*EXERCISE BRIEF:* Repeat the entire listing exactly.

BEGIN ENTRIES PROVIDED

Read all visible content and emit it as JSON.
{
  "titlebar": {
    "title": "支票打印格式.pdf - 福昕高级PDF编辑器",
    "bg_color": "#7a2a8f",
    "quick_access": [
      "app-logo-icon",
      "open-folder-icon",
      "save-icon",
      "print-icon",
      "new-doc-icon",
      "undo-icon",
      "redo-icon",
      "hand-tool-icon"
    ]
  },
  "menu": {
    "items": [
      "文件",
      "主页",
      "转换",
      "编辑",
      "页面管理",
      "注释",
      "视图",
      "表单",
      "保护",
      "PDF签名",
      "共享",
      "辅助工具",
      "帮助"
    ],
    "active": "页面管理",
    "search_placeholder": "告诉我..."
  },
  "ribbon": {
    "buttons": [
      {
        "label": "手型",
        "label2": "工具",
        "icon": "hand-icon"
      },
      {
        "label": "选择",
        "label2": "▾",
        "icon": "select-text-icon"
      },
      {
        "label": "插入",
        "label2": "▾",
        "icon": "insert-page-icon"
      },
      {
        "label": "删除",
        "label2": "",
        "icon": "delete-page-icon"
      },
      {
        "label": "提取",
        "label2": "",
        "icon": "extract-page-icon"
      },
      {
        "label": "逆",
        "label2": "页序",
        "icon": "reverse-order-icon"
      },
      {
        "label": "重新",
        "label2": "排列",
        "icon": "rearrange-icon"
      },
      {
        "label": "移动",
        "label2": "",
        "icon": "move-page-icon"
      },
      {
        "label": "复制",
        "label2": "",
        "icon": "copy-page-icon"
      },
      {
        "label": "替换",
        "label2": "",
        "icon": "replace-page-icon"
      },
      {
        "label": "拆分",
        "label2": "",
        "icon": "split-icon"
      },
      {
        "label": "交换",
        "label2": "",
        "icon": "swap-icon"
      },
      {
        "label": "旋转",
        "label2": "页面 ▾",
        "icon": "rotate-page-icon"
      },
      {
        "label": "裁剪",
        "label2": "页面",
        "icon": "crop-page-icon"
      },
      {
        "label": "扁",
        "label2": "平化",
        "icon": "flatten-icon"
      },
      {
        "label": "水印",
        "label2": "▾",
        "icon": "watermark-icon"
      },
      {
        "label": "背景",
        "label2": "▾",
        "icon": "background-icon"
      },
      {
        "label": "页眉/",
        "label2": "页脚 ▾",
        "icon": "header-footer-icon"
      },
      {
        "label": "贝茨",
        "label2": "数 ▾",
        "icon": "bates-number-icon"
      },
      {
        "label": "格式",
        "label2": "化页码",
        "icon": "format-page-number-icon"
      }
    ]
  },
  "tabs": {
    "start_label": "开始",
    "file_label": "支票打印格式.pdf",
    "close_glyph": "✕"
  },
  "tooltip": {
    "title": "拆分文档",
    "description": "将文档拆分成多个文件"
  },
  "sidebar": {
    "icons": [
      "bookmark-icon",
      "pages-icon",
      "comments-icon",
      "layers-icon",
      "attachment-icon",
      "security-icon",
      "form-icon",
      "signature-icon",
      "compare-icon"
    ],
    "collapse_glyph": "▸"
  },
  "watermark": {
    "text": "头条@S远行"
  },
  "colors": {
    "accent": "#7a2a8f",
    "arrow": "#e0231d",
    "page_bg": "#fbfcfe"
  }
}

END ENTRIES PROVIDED

*PROBLEM SOLUTION:*
Read all visible content and emit it as JSON.
{
  "titlebar": {
    "title": "支票打印格式.pdf - 福昕高级PDF编辑器",
    "bg_color": "#7a2a8f",
    "quick_access": [
      "app-logo-icon",
      "open-folder-icon",
      "save-icon",
      "print-icon",
      "new-doc-icon",
      "undo-icon",
      "redo-icon",
      "hand-tool-icon"
    ]
  },
  "menu": {
    "items": [
      "文件",
      "主页",
      "转换",
      "编辑",
      "页面管理",
      "注释",
      "视图",
      "表单",
      "保护",
      "PDF签名",
      "共享",
      "辅助工具",
      "帮助"
    ],
    "active": "页面管理",
    "search_placeholder": "告诉我..."
  },
  "ribbon": {
    "buttons": [
      {
        "label": "手型",
        "label2": "工具",
        "icon": "hand-icon"
      },
      {
        "label": "选择",
        "label2": "▾",
        "icon": "select-text-icon"
      },
      {
        "label": "插入",
        "label2": "▾",
        "icon": "insert-page-icon"
      },
      {
        "label": "删除",
        "label2": "",
        "icon": "delete-page-icon"
      },
      {
        "label": "提取",
        "label2": "",
        "icon": "extract-page-icon"
      },
      {
        "label": "逆",
        "label2": "页序",
        "icon": "reverse-order-icon"
      },
      {
        "label": "重新",
        "label2": "排列",
        "icon": "rearrange-icon"
      },
      {
        "label": "移动",
        "label2": "",
        "icon": "move-page-icon"
      },
      {
        "label": "复制",
        "label2": "",
        "icon": "copy-page-icon"
      },
      {
        "label": "替换",
        "label2": "",
        "icon": "replace-page-icon"
      },
      {
        "label": "拆分",
        "label2": "",
        "icon": "split-icon"
      },
      {
        "label": "交换",
        "label2": "",
        "icon": "swap-icon"
      },
      {
        "label": "旋转",
        "label2": "页面 ▾",
        "icon": "rotate-page-icon"
      },
      {
        "label": "裁剪",
        "label2": "页面",
        "icon": "crop-page-icon"
      },
      {
        "label": "扁",
        "label2": "平化",
        "icon": "flatten-icon"
      },
      {
        "label": "水印",
        "label2": "▾",
        "icon": "watermark-icon"
      },
      {
        "label": "背景",
        "label2": "▾",
        "icon": "background-icon"
      },
      {
        "label": "页眉/",
        "label2": "页脚 ▾",
        "icon": "header-footer-icon"
      },
      {
        "label": "贝茨",
        "label2": "数 ▾",
        "icon": "bates-number-icon"
      },
      {
        "label": "格式",
        "label2": "化页码",
        "icon": "format-page-number-icon"
      }
    ]
  },
  "tabs": {
    "start_label": "开始",
    "file_label": "支票打印格式.pdf",
    "close_glyph": "✕"
  },
  "tooltip": {
    "title": "拆分文档",
    "description": "将文档拆分成多个文件"
  },
  "sidebar": {
    "icons": [
      "bookmark-icon",
      "pages-icon",
      "comments-icon",
      "layers-icon",
      "attachment-icon",
      "security-icon",
      "form-icon",
      "signature-icon",
      "compare-icon"
    ],
    "collapse_glyph": "▸"
  },
  "watermark": {
    "text": "头条@S远行"
  },
  "colors": {
    "accent": "#7a2a8f",
    "arrow": "#e0231d",
    "page_bg": "#fbfcfe"
  }
}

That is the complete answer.